“We were told to write about hardships we had to overcome,” Arias said. “How those hardships helped us become better citizens.”
She began work on the essay during the final weeks of the U.S. presidential election in 2016.
When Donald Trump was elected, Arias knew the hardships might come again if she has to recede back into the shadows.
“It was coming all too fast,” she said.
What happens to a dream deferred, she asks in the essay’s opening line.
“My heart doesn't know about birth certificates, boundaries or nationalities,” she wrote. “All it knows about is what America has given and done for me.”
Tacoma Public Schools officials liked the essay so much, they turned it into a video. The video, in turn, has generated public support for Arias.
COMING TO AMERICA
Arias’ mother wanted her children to escape the poverty and violence of Mexico.
“She had the courage to come here, to give us a better life,” Arias said.
They settled in the Los Angeles area along with two older sisters.
To support her three girls, Arias’s mother would clean houses in the day and again at night.
“She only had a couple of hours between jobs to sleep,” Arias said.
Arias’s mother constantly reminded her daughter of the importance of an education.
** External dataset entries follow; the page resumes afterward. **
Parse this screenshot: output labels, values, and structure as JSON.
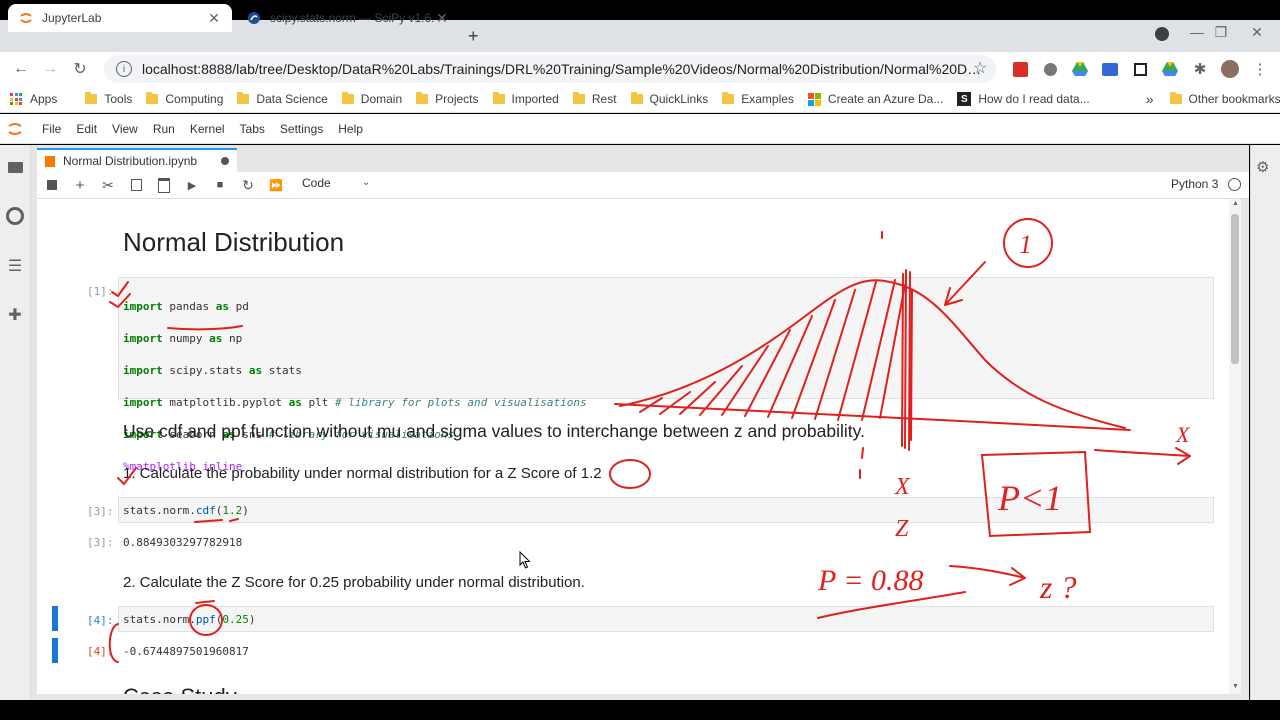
{
  "browser": {
    "tabs": [
      {
        "title": "JupyterLab",
        "active": true
      },
      {
        "title": "scipy.stats.norm — SciPy v1.6.3 R",
        "active": false
      }
    ],
    "url": "localhost:8888/lab/tree/Desktop/DataR%20Labs/Trainings/DRL%20Training/Sample%20Videos/Normal%20Distribution/Normal%20Distributi...",
    "bookmarks": [
      "Apps",
      "Tools",
      "Computing",
      "Data Science",
      "Domain",
      "Projects",
      "Imported",
      "Rest",
      "QuickLinks",
      "Examples",
      "Create an Azure Da...",
      "How do I read data..."
    ],
    "other_bookmarks": "Other bookmarks",
    "more": "»"
  },
  "jupyter": {
    "menu": [
      "File",
      "Edit",
      "View",
      "Run",
      "Kernel",
      "Tabs",
      "Settings",
      "Help"
    ],
    "notebook_tab": "Normal Distribution.ipynb",
    "cell_type": "Code",
    "kernel": "Python 3"
  },
  "notebook": {
    "title": "Normal Distribution",
    "cell1_prompt": "[1]:",
    "cell1_lines": [
      {
        "kw": "import",
        "mod": " pandas ",
        "as": "as",
        "alias": " pd",
        "comment": ""
      },
      {
        "kw": "import",
        "mod": " numpy ",
        "as": "as",
        "alias": " np",
        "comment": ""
      },
      {
        "kw": "import",
        "mod": " scipy.stats ",
        "as": "as",
        "alias": " stats",
        "comment": ""
      },
      {
        "kw": "import",
        "mod": " matplotlib.pyplot ",
        "as": "as",
        "alias": " plt ",
        "comment": "# library for plots and visualisations"
      },
      {
        "kw": "import",
        "mod": " seaborn ",
        "as": "as",
        "alias": " sns ",
        "comment": "# library for visualisations"
      }
    ],
    "cell1_magic": "%matplotlib inline",
    "md1": "Use cdf and ppf function without mu and sigma values to interchange between z and probability.",
    "md2": "1. Calculate the probability under normal distribution for a Z Score of 1.2",
    "cell3_prompt": "[3]:",
    "cell3_code_prefix": "stats.norm.",
    "cell3_code_fn": "cdf",
    "cell3_code_arg": "1.2",
    "cell3_out_prompt": "[3]:",
    "cell3_out": "0.8849303297782918",
    "md3": "2. Calculate the Z Score for 0.25 probability under normal distribution.",
    "cell4_prompt": "[4]:",
    "cell4_code_prefix": "stats.norm.",
    "cell4_code_fn": "ppf",
    "cell4_code_arg": "0.25",
    "cell4_out_prompt": "[4]:",
    "cell4_out": "-0.6744897501960817",
    "next_heading": "Case Study"
  },
  "annotations": {
    "circle_one": "1",
    "x_axis": "X",
    "x_label": "X",
    "z_label": "Z",
    "p_lt_1": "P<1",
    "p_eq": "P = 0.88",
    "z_q": "z ?"
  },
  "colors": {
    "ink": "#e0201c",
    "accent": "#2196f3"
  }
}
“She inspires me all the time because she says, ‘Look at me, where I’m at: nowhere. This is all I do. Work’.”
In July 2016, the family moved from Los Angeles to Tacoma, where Arias lives with her mother, stepfather and a younger stepbrother.
“We just have kids and not graduate.”
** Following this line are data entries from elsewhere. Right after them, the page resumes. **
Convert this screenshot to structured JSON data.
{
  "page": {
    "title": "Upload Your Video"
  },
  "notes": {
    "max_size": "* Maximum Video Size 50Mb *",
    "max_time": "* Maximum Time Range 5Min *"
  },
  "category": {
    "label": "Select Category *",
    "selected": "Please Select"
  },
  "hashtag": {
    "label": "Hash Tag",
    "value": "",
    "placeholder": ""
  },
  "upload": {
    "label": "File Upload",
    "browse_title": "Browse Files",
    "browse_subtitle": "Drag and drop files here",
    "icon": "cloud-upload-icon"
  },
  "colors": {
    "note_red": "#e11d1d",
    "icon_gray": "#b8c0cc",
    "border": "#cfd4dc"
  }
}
That’s the stereotype that Latino kids like Arias fight all their young lives, she said.
But that stereotype isn’t necessarily coming from non-Latinos. And sometimes it’s true, she said.
“That actually happened to my sisters,” Arias said.
Arias’ two older sisters never finished high school. They both had children at age 20.
The sisters told Arias school didn’t matter.
“They asked me, ‘Are you really graduating?’ doubting me,” she recalled.
“I started to doubt myself,” she said.
The sisters stayed behind in Los Angeles when the rest of the family came to Tacoma.
Moving to Tacoma and experiencing Lincoln’s diversity came as a shock to Arias.
In her California school, there was little diversity. Her fellow students were like her: Latino and bilingual.
“It was 99.9 percent. I’m not kidding,” she said.
When she arrived at Lincoln, she was perplexed by the mix of Latino, Asian, black and white faces she encountered.
She wondered whether she would fit it. Whether other kids would be mean to her.
“Do I talk to them or not?” she wondered. “Or do I go to my own kind?”
She discovered her fears were unfounded.
“Everybody was just so united,” Arias said. “Everybody was so welcoming.”
Still, she felt isolated by the loss of her extended family, the change in climate, the new school.
She suffered through a bout of depression.
The cure: bowling.
“I mainly joined the bowling team to get out of the house,” she recalled. The camaraderie and friendships were a lifesaver, she said.
DREAMER / DACA
Washington is 11th highest for DACA recipients with 17,843 approvals as of March 31. The national total is 886,814.
The overwhelming majority of DACA recipients, like Arias, are from Mexico.
But Mexico remains a foreign concept to Arias. She has never returned to her homeland.
“I have no idea what it looks like, how people are — it’s alien to me,” she said. “It would be devastating to leave my life here and my opportunities.”
When she got her DACA approval at age 15, she realized the importance of being legal. “I needed it to have a stable life.”
President Donald Trump has sent mixed messages on DACA. While vowing to repeal the act, he has also expressed empathy for people like Arias.
The concept of losing her DACA status is frightening to Arias.
“It’s nerve-racking to think someone has the power to take that away,” she said. “There’s been nights where I can’t sleep. I’m very worried.”
Arias has always been aware of her Mexican heritage but has never thought of herself as anything but American.
She can recall the school-age tradition of making paper turkeys for Thanksgiving, American history lessons, the rituals of Independence Day.
She’s beginning her college career as though DACA will stay in place. But she’s also mentally preparing for its repeal.
“If it does happen, I have to be ready for it,” she said.